The capitol city of Serbia, Belgrade (Beograd in Serbian), is a relatively new city. Belgrade was founded as a Celtic city by the name of Singidunum in the 3rd century B.C.E. Few buildings predate the 18th century because the city has been conquered and destroyed 44 times in its long history. The only ancient remains are the old fortress of Kalemegdan with its earliest foundations from the 3rd century and other excavated sites and roads found around the base of the fortress.
Settled at the confluence of two rivers, the Sava and the Danube, Belgrade has long served as a main traffic and merchant route between Central Europe and Asia. Up until the early years of the 19th century, Belgrade was still a Turkish garrison town and was left undeveloped since the 15th century. The First Serbian Uprising in 1804 led Belgrade to be liberated from the Ottoman Turks in 1806. This brought about a major political change spurring the new Principality of Serbia. The political environment encouraged the redevelopment and expansion of Belgrade. The city expanded along cliffs and ravines avoiding low-lying areas close to the river and flooding zones. It was only until sometime after the completion of the train station in 1884 and the construction of a railroad the length of the Sava and Danube, that interest in the development of the low-lying terrain grew. Many industrial facilities and new residential constuction are concentrated in these zones.

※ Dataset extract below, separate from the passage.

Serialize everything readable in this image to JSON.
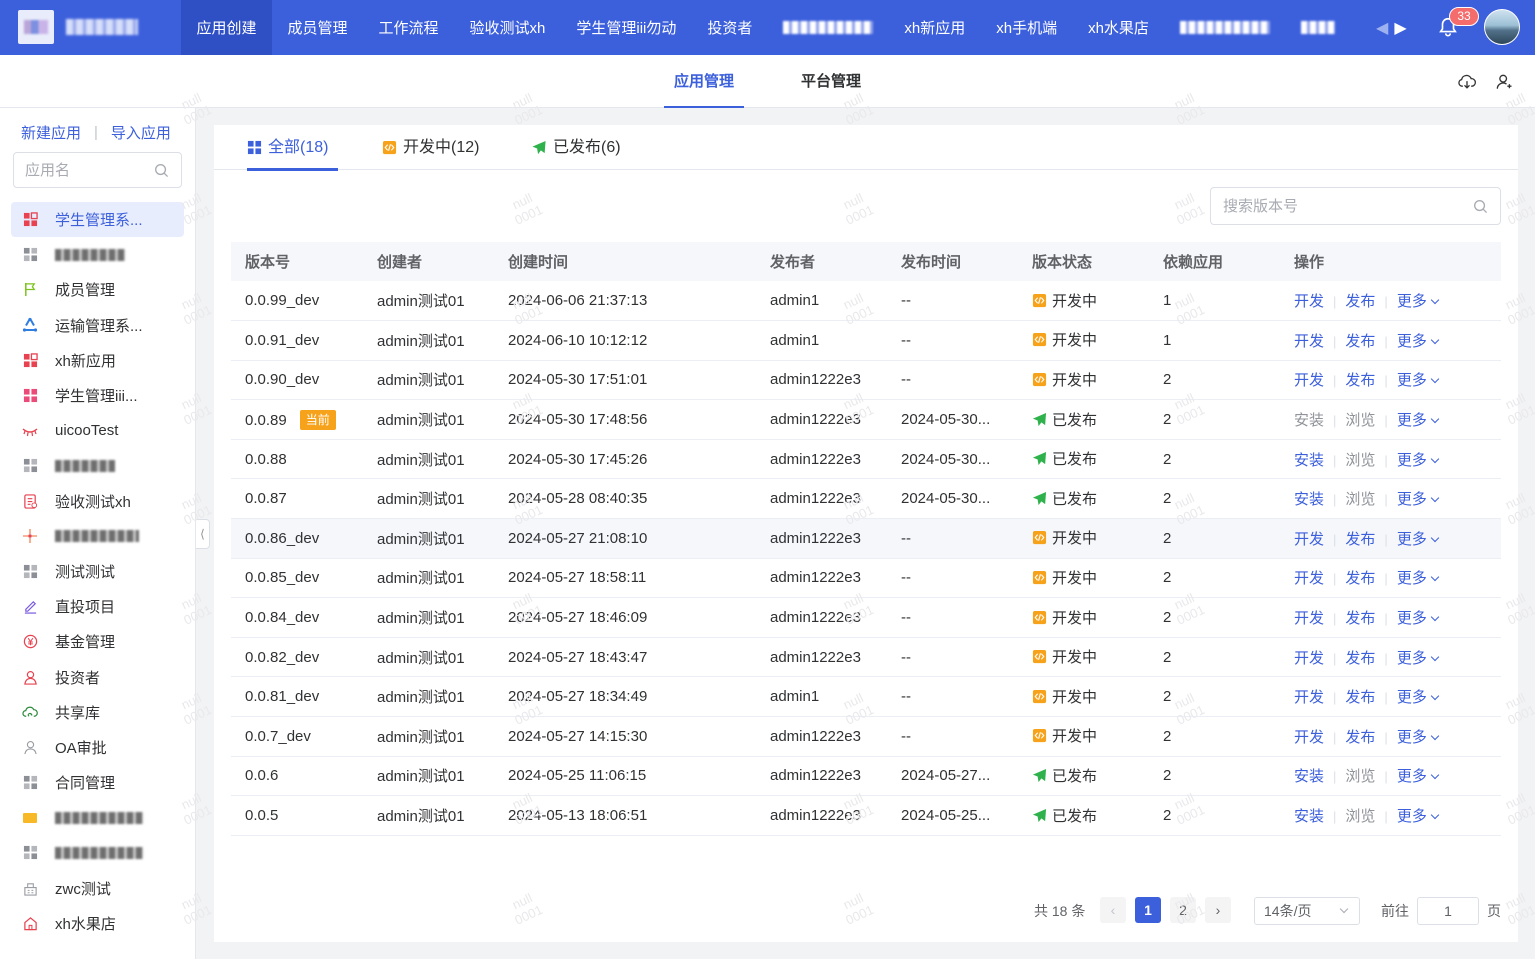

This image was taken in 1970 by John Schooley, FAIA, during an Urban America tour. Urban America tours allowed architects and planners to visit New Towns and meet professionals involved in their planning and continued development.
Submitted by John Schooley, FAIA.